Commonly, patients present with scrotal/ testicular mass with or without pain/tenderness (6,12). Symptoms are usually insidious and progressive, and can clinically be confused with other infections, cysts and tumors. The index patient presented with a three week history of scrotal discomfort, and on exploration thought to have an epididymal malignancy necessitating an orchidectomy. He however did not have a pre-operative chest radiograph which would have been important since a preoperative diagnosis of malignancy was being considered. It would also have consolidated evidence for extra-pulmonary tuberculosis if a primary lung focus was identified. The patient also had sonographically normal testis, making the diagnosis of testicular malignancy less likely. For this reason, the patient did not have any pre-operative testicular tumor markers performed.
Since primary malignant tumors of the epididymis are extremely rare, a high index of suspicion is required to make a diagnosis of epidydimal TB especially in a patient from a TB endemic zone, as in the index case, who presented with a painful scrotal mass and sonographically normal testes. Other presentations of genitourinary TB that have been reported include fever and dysuria which were absent in this patient. Others like scrotal abscess and scrotal sinus formation probably occur late (6,9,12). Although unilateral testicular involvement occurs more commonly, bilateral involvement has been described (12).
Since a definitive diagnosis can only be made on histologic examination and culture of the affected specimen, tools such as frozen section analysis (FSA) (13) are increasingly being used for testicular preservation. In the index patient, a FSA would have been beneficial and may have led to a testicular sparing surgery. Fine needle aspirate cytology has also been successful in making a diagnosis of GUTB (14,15). This may not have been useful in our patient due to the potential risk of tumor seeding of a suspected malignancy. However, in situations where the index of suspicion for tuberculosis is high, Fine Needle Aspirate for Cytology (FNA) would be helpful in preventing an unnecessary orchidectomy to establish a diagnosis. Polymerase chain reaction (PCR) of urine has also been reported to be of useful diagnostic yield with a sensitivity and specificity of 95.59% and 98.12% respectively (16).

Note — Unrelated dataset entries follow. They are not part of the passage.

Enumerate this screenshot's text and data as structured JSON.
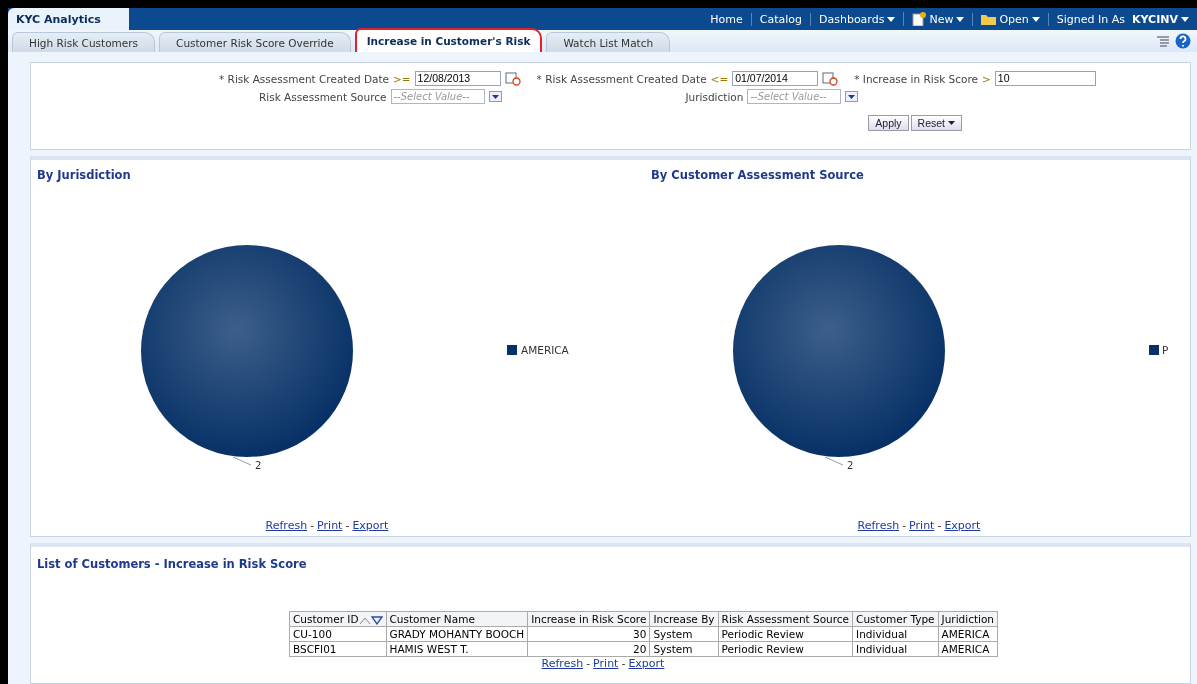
{
  "app_title": "KYC Analytics",
  "global_links": [
    {
      "label": "Home",
      "kind": "link"
    },
    {
      "label": "Catalog",
      "kind": "link"
    },
    {
      "label": "Dashboards",
      "kind": "menu"
    },
    {
      "label": "New",
      "kind": "new"
    },
    {
      "label": "Open",
      "kind": "open"
    },
    {
      "label": "Signed In As",
      "kind": "user",
      "user": "KYCINV"
    }
  ],
  "tabs": [
    {
      "label": "High Risk Customers",
      "selected": false
    },
    {
      "label": "Customer Risk Score Override",
      "selected": false
    },
    {
      "label": "Increase in Customer's Risk",
      "selected": true
    },
    {
      "label": "Watch List Match",
      "selected": false
    }
  ],
  "filters": {
    "row1": [
      {
        "label": "* Risk Assessment Created Date",
        "op": ">=",
        "value": "12/08/2013",
        "kind": "date"
      },
      {
        "label": "* Risk Assessment Created Date",
        "op": "<=",
        "value": "01/07/2014",
        "kind": "date"
      },
      {
        "label": "* Increase in Risk Score",
        "op": ">",
        "value": "10",
        "kind": "text"
      }
    ],
    "row2": [
      {
        "label": "Risk Assessment Source",
        "placeholder": "--Select Value--"
      },
      {
        "label": "Jurisdiction",
        "placeholder": "--Select Value--"
      }
    ],
    "buttons": [
      "Apply",
      "Reset"
    ]
  },
  "charts": [
    {
      "title": "By Jurisdiction",
      "chart_data": {
        "type": "pie",
        "categories": [
          "AMERICA"
        ],
        "values": [
          2
        ],
        "data_labels": true
      },
      "links": [
        {
          "label": "Refresh"
        },
        {
          "prefix": "-",
          "label": "Print"
        },
        {
          "prefix": "-",
          "label": "Export"
        }
      ]
    },
    {
      "title": "By Customer Assessment Source",
      "chart_data": {
        "type": "pie",
        "categories": [
          "P"
        ],
        "values": [
          2
        ],
        "data_labels": true
      },
      "links": [
        {
          "label": "Refresh"
        },
        {
          "prefix": "-",
          "label": "Print"
        },
        {
          "prefix": "-",
          "label": "Export"
        }
      ]
    }
  ],
  "table": {
    "title": "List of Customers - Increase in Risk Score",
    "columns": [
      "Customer ID",
      "Customer Name",
      "Increase in Risk Score",
      "Increase By",
      "Risk Assessment Source",
      "Customer Type",
      "Juridiction"
    ],
    "rows": [
      [
        "CU-100",
        "GRADY MOHANTY BOOCH",
        "30",
        "System",
        "Periodic Review",
        "Individual",
        "AMERICA"
      ],
      [
        "BSCFI01",
        "HAMIS WEST T.",
        "20",
        "System",
        "Periodic Review",
        "Individual",
        "AMERICA"
      ]
    ],
    "links": [
      {
        "label": "Refresh"
      },
      {
        "prefix": "-",
        "label": "Print"
      },
      {
        "prefix": "-",
        "label": "Export"
      }
    ]
  }
}
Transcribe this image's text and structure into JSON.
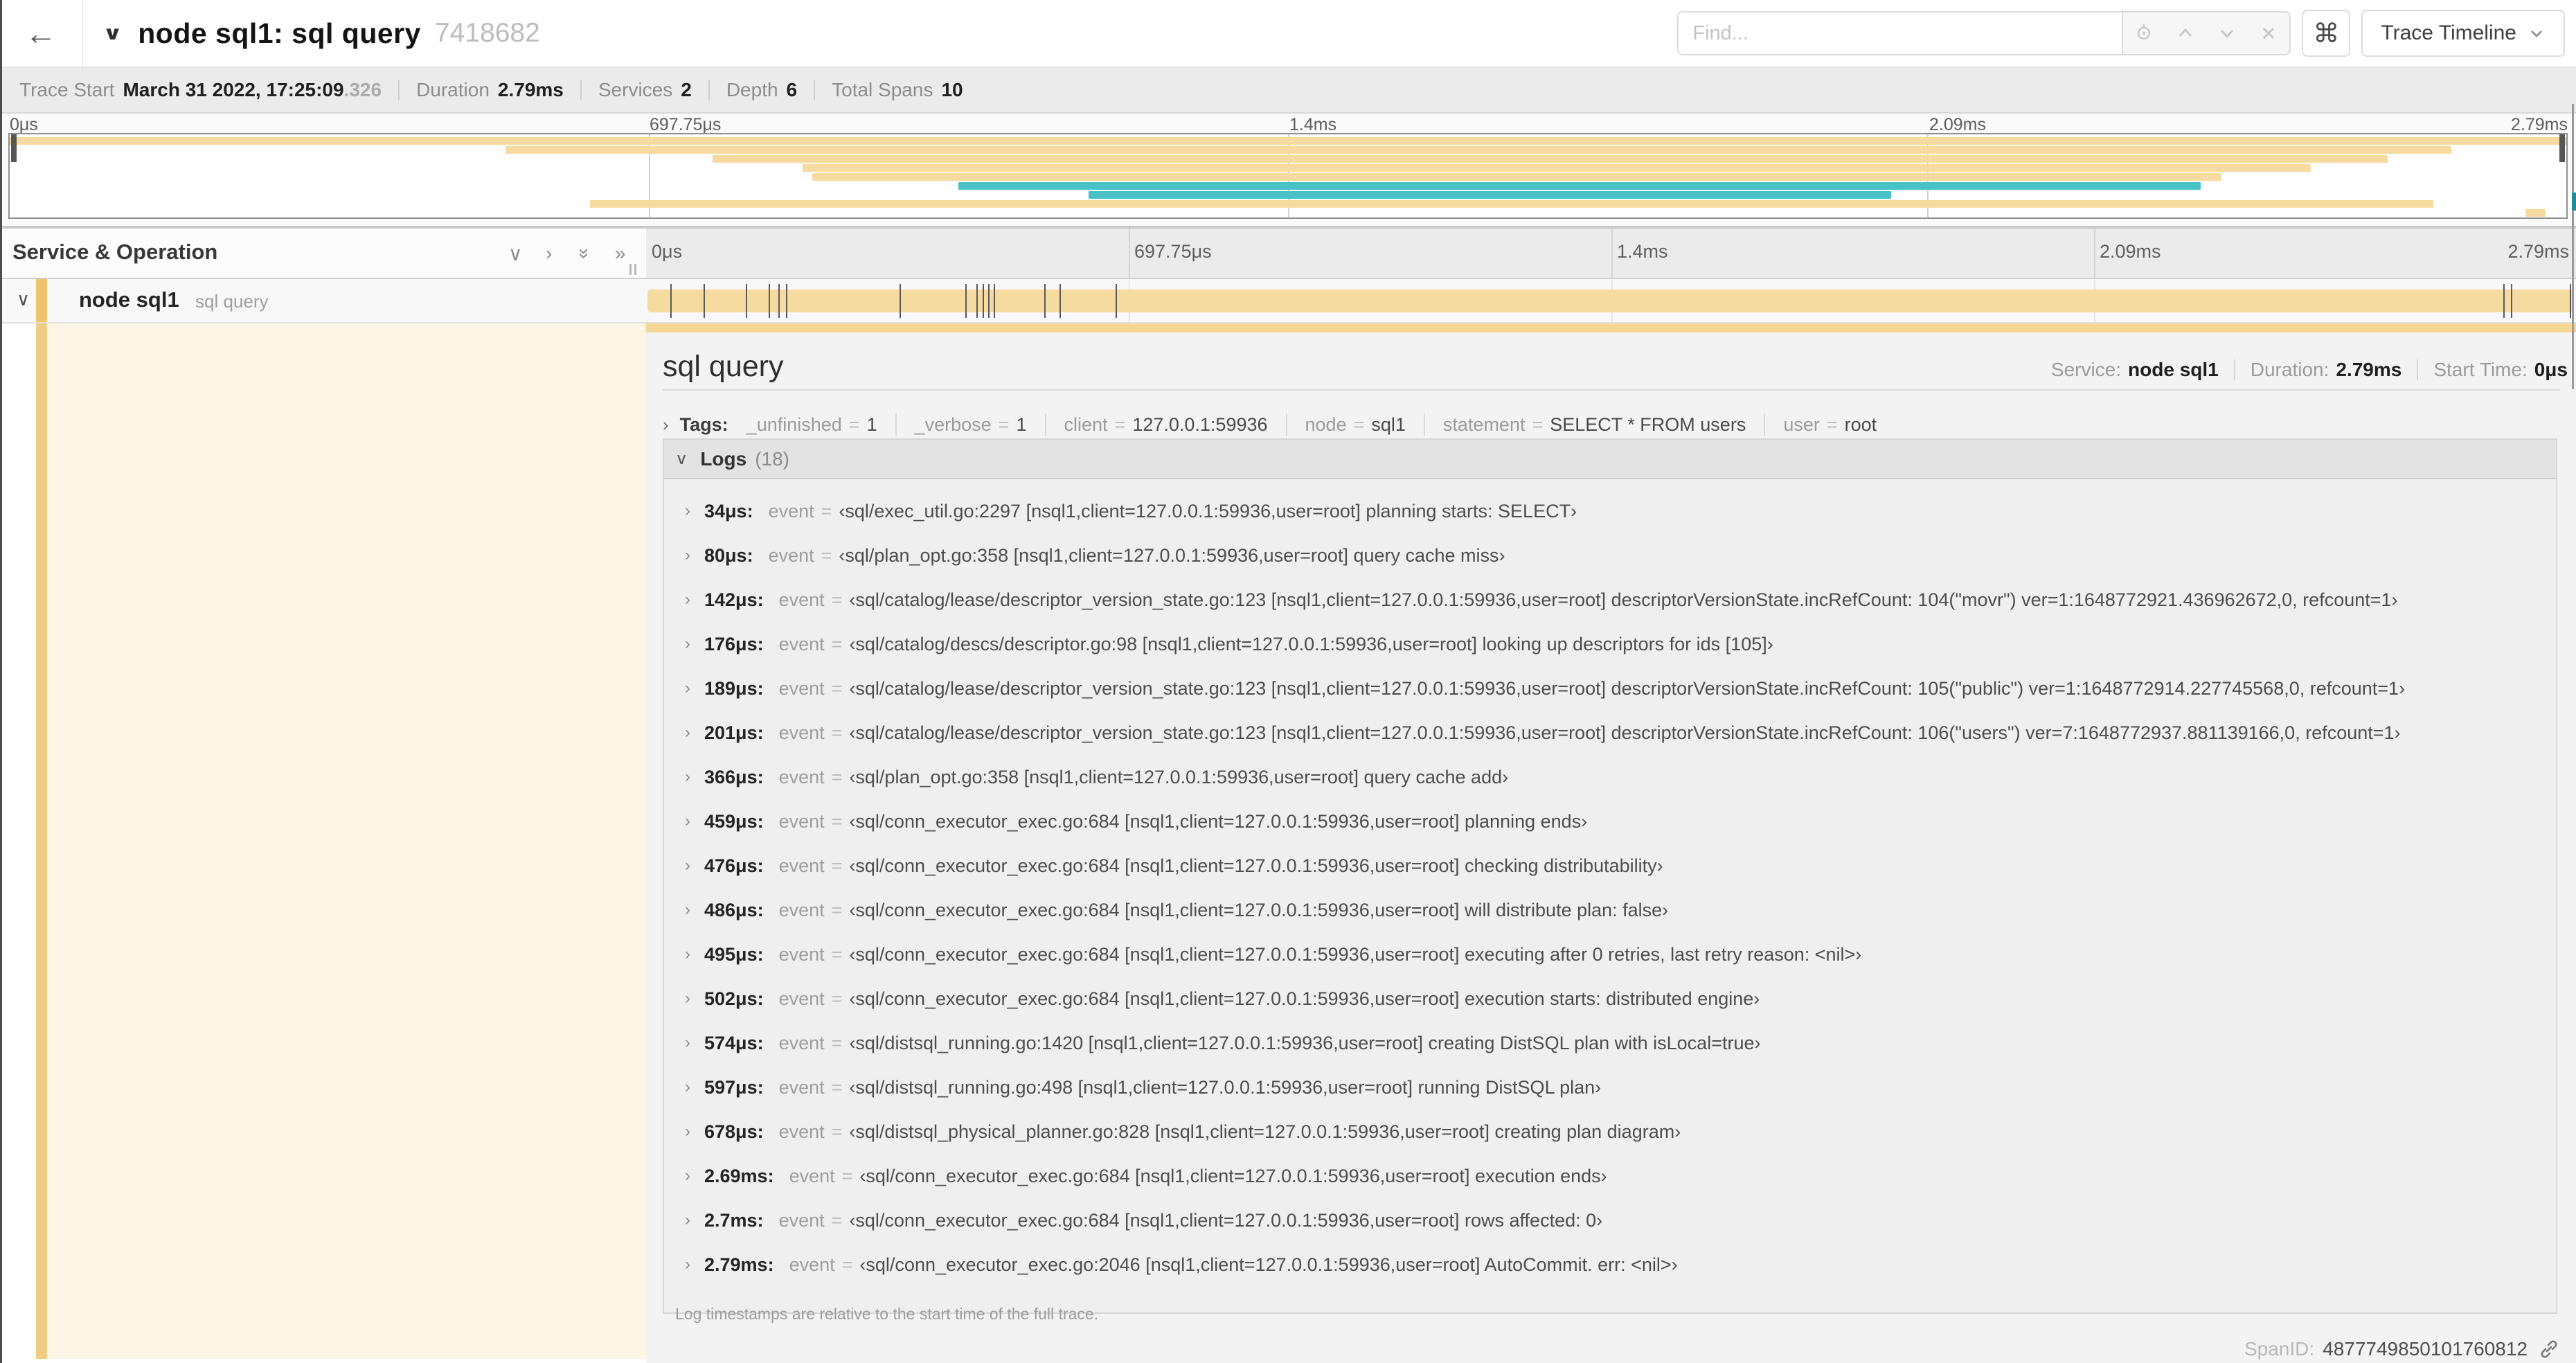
{
  "header": {
    "back_glyph": "←",
    "title_chevron": "∨",
    "title": "node sql1: sql query",
    "trace_id": "7418682",
    "find_placeholder": "Find...",
    "shortcut_glyph": "⌘",
    "view_dropdown_label": "Trace Timeline"
  },
  "trace_stats": {
    "trace_start_label": "Trace Start",
    "trace_start_value": "March 31 2022, 17:25:09",
    "trace_start_fraction": ".326",
    "duration_label": "Duration",
    "duration_value": "2.79ms",
    "services_label": "Services",
    "services_value": "2",
    "depth_label": "Depth",
    "depth_value": "6",
    "total_spans_label": "Total Spans",
    "total_spans_value": "10"
  },
  "minimap": {
    "tick_labels": [
      "0μs",
      "697.75μs",
      "1.4ms",
      "2.09ms",
      "2.79ms"
    ],
    "spans": [
      {
        "start": 0.0,
        "end": 1.0,
        "color": "tan"
      },
      {
        "start": 0.194,
        "end": 0.955,
        "color": "tan"
      },
      {
        "start": 0.275,
        "end": 0.93,
        "color": "tan"
      },
      {
        "start": 0.31,
        "end": 0.9,
        "color": "tan"
      },
      {
        "start": 0.314,
        "end": 0.865,
        "color": "tan"
      },
      {
        "start": 0.371,
        "end": 0.857,
        "color": "teal"
      },
      {
        "start": 0.422,
        "end": 0.736,
        "color": "teal"
      },
      {
        "start": 0.227,
        "end": 0.948,
        "color": "tan"
      },
      {
        "start": 0.984,
        "end": 0.992,
        "color": "tan"
      }
    ]
  },
  "grid": {
    "left_header": "Service & Operation",
    "ruler_ticks": [
      "0μs",
      "697.75μs",
      "1.4ms",
      "2.09ms",
      "2.79ms"
    ]
  },
  "span_row": {
    "chevron": "∨",
    "service": "node sql1",
    "operation": "sql query",
    "log_marker_fractions": [
      0.012,
      0.029,
      0.051,
      0.063,
      0.068,
      0.072,
      0.131,
      0.165,
      0.171,
      0.174,
      0.177,
      0.18,
      0.206,
      0.214,
      0.243,
      0.964,
      0.968,
      0.9985
    ]
  },
  "detail": {
    "operation": "sql query",
    "service_label": "Service:",
    "service_value": "node sql1",
    "duration_label": "Duration:",
    "duration_value": "2.79ms",
    "start_time_label": "Start Time:",
    "start_time_value": "0μs",
    "tags_label": "Tags:",
    "tags": [
      {
        "key": "_unfinished",
        "value": "1"
      },
      {
        "key": "_verbose",
        "value": "1"
      },
      {
        "key": "client",
        "value": "127.0.0.1:59936"
      },
      {
        "key": "node",
        "value": "sql1"
      },
      {
        "key": "statement",
        "value": "SELECT * FROM users"
      },
      {
        "key": "user",
        "value": "root"
      }
    ],
    "logs_label": "Logs",
    "logs_count": "(18)",
    "logs": [
      {
        "time": "34μs:",
        "key": "event",
        "value": "‹sql/exec_util.go:2297 [nsql1,client=127.0.0.1:59936,user=root] planning starts: SELECT›"
      },
      {
        "time": "80μs:",
        "key": "event",
        "value": "‹sql/plan_opt.go:358 [nsql1,client=127.0.0.1:59936,user=root] query cache miss›"
      },
      {
        "time": "142μs:",
        "key": "event",
        "value": "‹sql/catalog/lease/descriptor_version_state.go:123 [nsql1,client=127.0.0.1:59936,user=root] descriptorVersionState.incRefCount: 104(\"movr\") ver=1:1648772921.436962672,0, refcount=1›"
      },
      {
        "time": "176μs:",
        "key": "event",
        "value": "‹sql/catalog/descs/descriptor.go:98 [nsql1,client=127.0.0.1:59936,user=root] looking up descriptors for ids [105]›"
      },
      {
        "time": "189μs:",
        "key": "event",
        "value": "‹sql/catalog/lease/descriptor_version_state.go:123 [nsql1,client=127.0.0.1:59936,user=root] descriptorVersionState.incRefCount: 105(\"public\") ver=1:1648772914.227745568,0, refcount=1›"
      },
      {
        "time": "201μs:",
        "key": "event",
        "value": "‹sql/catalog/lease/descriptor_version_state.go:123 [nsql1,client=127.0.0.1:59936,user=root] descriptorVersionState.incRefCount: 106(\"users\") ver=7:1648772937.881139166,0, refcount=1›"
      },
      {
        "time": "366μs:",
        "key": "event",
        "value": "‹sql/plan_opt.go:358 [nsql1,client=127.0.0.1:59936,user=root] query cache add›"
      },
      {
        "time": "459μs:",
        "key": "event",
        "value": "‹sql/conn_executor_exec.go:684 [nsql1,client=127.0.0.1:59936,user=root] planning ends›"
      },
      {
        "time": "476μs:",
        "key": "event",
        "value": "‹sql/conn_executor_exec.go:684 [nsql1,client=127.0.0.1:59936,user=root] checking distributability›"
      },
      {
        "time": "486μs:",
        "key": "event",
        "value": "‹sql/conn_executor_exec.go:684 [nsql1,client=127.0.0.1:59936,user=root] will distribute plan: false›"
      },
      {
        "time": "495μs:",
        "key": "event",
        "value": "‹sql/conn_executor_exec.go:684 [nsql1,client=127.0.0.1:59936,user=root] executing after 0 retries, last retry reason: <nil>›"
      },
      {
        "time": "502μs:",
        "key": "event",
        "value": "‹sql/conn_executor_exec.go:684 [nsql1,client=127.0.0.1:59936,user=root] execution starts: distributed engine›"
      },
      {
        "time": "574μs:",
        "key": "event",
        "value": "‹sql/distsql_running.go:1420 [nsql1,client=127.0.0.1:59936,user=root] creating DistSQL plan with isLocal=true›"
      },
      {
        "time": "597μs:",
        "key": "event",
        "value": "‹sql/distsql_running.go:498 [nsql1,client=127.0.0.1:59936,user=root] running DistSQL plan›"
      },
      {
        "time": "678μs:",
        "key": "event",
        "value": "‹sql/distsql_physical_planner.go:828 [nsql1,client=127.0.0.1:59936,user=root] creating plan diagram›"
      },
      {
        "time": "2.69ms:",
        "key": "event",
        "value": "‹sql/conn_executor_exec.go:684 [nsql1,client=127.0.0.1:59936,user=root] execution ends›"
      },
      {
        "time": "2.7ms:",
        "key": "event",
        "value": "‹sql/conn_executor_exec.go:684 [nsql1,client=127.0.0.1:59936,user=root] rows affected: 0›"
      },
      {
        "time": "2.79ms:",
        "key": "event",
        "value": "‹sql/conn_executor_exec.go:2046 [nsql1,client=127.0.0.1:59936,user=root] AutoCommit. err: <nil>›"
      }
    ],
    "footer_note": "Log timestamps are relative to the start time of the full trace.",
    "span_id_label": "SpanID:",
    "span_id": "4877749850101760812"
  },
  "colors": {
    "tan_bar": "#f6dba1",
    "tan_accent": "#eec36e",
    "tan_topbar": "#f5d795",
    "cream_fill": "#fdf6e6",
    "cream_strip": "#f0cd85",
    "teal_bar": "#49c2c7"
  }
}
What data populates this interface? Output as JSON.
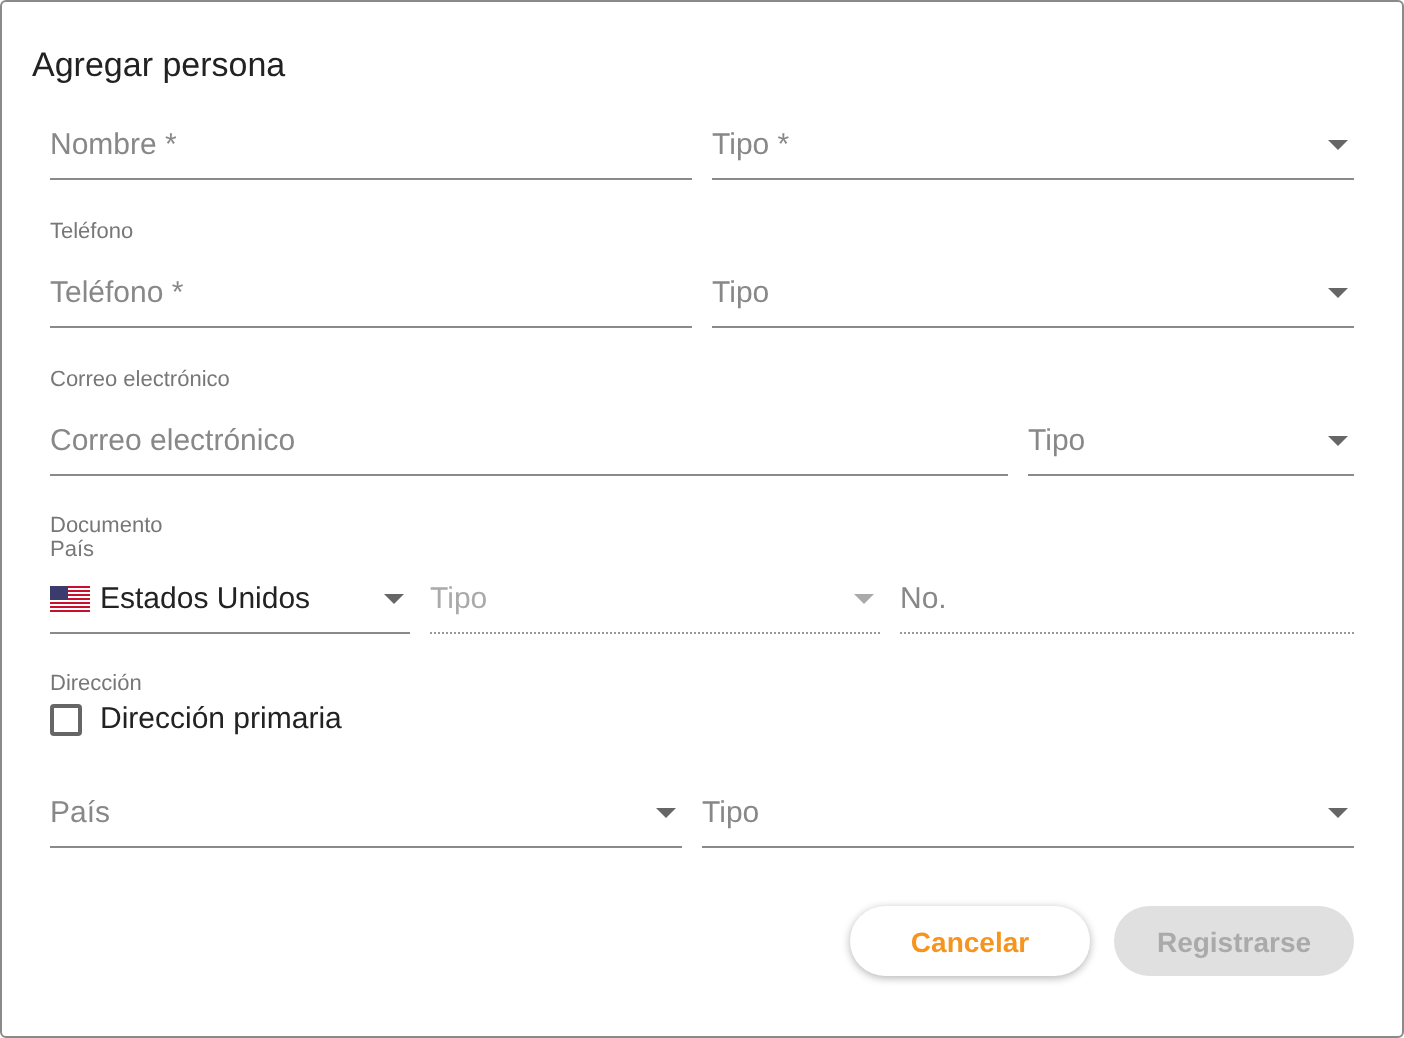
{
  "dialog": {
    "title": "Agregar persona"
  },
  "sections": [
    {
      "fields": [
        {
          "kind": "text",
          "placeholder": "Nombre *",
          "disabled": false
        },
        {
          "kind": "select",
          "placeholder": "Tipo *",
          "disabled": false
        }
      ]
    },
    {
      "label": "Teléfono",
      "fields": [
        {
          "kind": "text",
          "placeholder": "Teléfono *",
          "disabled": false
        },
        {
          "kind": "select",
          "placeholder": "Tipo",
          "disabled": false
        }
      ]
    },
    {
      "label": "Correo electrónico",
      "fields": [
        {
          "kind": "text",
          "placeholder": "Correo electrónico",
          "disabled": false
        },
        {
          "kind": "select",
          "placeholder": "Tipo",
          "disabled": false
        }
      ]
    },
    {
      "label": "Documento",
      "sublabel": "País",
      "fields": [
        {
          "kind": "country",
          "value": "Estados Unidos",
          "disabled": false
        },
        {
          "kind": "select",
          "placeholder": "Tipo",
          "disabled": true
        },
        {
          "kind": "text",
          "placeholder": "No.",
          "disabled": true
        }
      ]
    },
    {
      "label": "Dirección",
      "checkbox": {
        "label": "Dirección primaria",
        "checked": false
      },
      "fields": [
        {
          "kind": "select",
          "placeholder": "País",
          "disabled": false
        },
        {
          "kind": "select",
          "placeholder": "Tipo",
          "disabled": false
        }
      ]
    }
  ],
  "buttons": [
    {
      "label": "Cancelar",
      "disabled": false
    },
    {
      "label": "Registrarse",
      "disabled": true
    }
  ]
}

The recommended therapy for patients with GUTB in our country is chemotherapy with the standard four-drug regime (rifampicin, isoniazid, pyrazinamide and ethambutol) for two months followed by two drug regime (rifampicin and isoniazid) for the next four months (17). This is in keeping with work done by Gow who demonstrated that all cases of genitourinary TB will respond to a short course of anti-tuberculous therapy, which need not be longer than six months (18). Rajpal et al however used intermittent thrice weekly therapy under direct supervision to successfully treat a patient with GUTB (7). Surgical intervention however becomes necessary in patients with scrotal abscesses and in patients who have extensive disease that is resistant to chemotherapy (19).
This case illustrates the variable presentation of tuberculosis and the high clinical index required to clinch a diagnosis of genitourinary TB. An important lesson arising from this case is that in patients presenting with an epidydimal mass, a thorough history, physical examination and fine needle aspiration prior to surgical exploration may translate into better patient management and prevent unnecessary orchidectomies especially in our setting where the underlying prevalence of tuberculosis is high.
Published in Global TB Control 2007.
Kennedy D.H. Extrapulmonary tuberculosis. In: Ratledge C., Stanford J.L. and Grange J.M. eds. The biology of the mycobacteria. Vol. III. New York: Academic Press. 1989; 244-284.
Porter M.P., Eubank B. and Krieger J.N. Genitourinary tuberculosis a focused update for the practicing urologist. Contemp. Urol. 2001; 13: 34-48.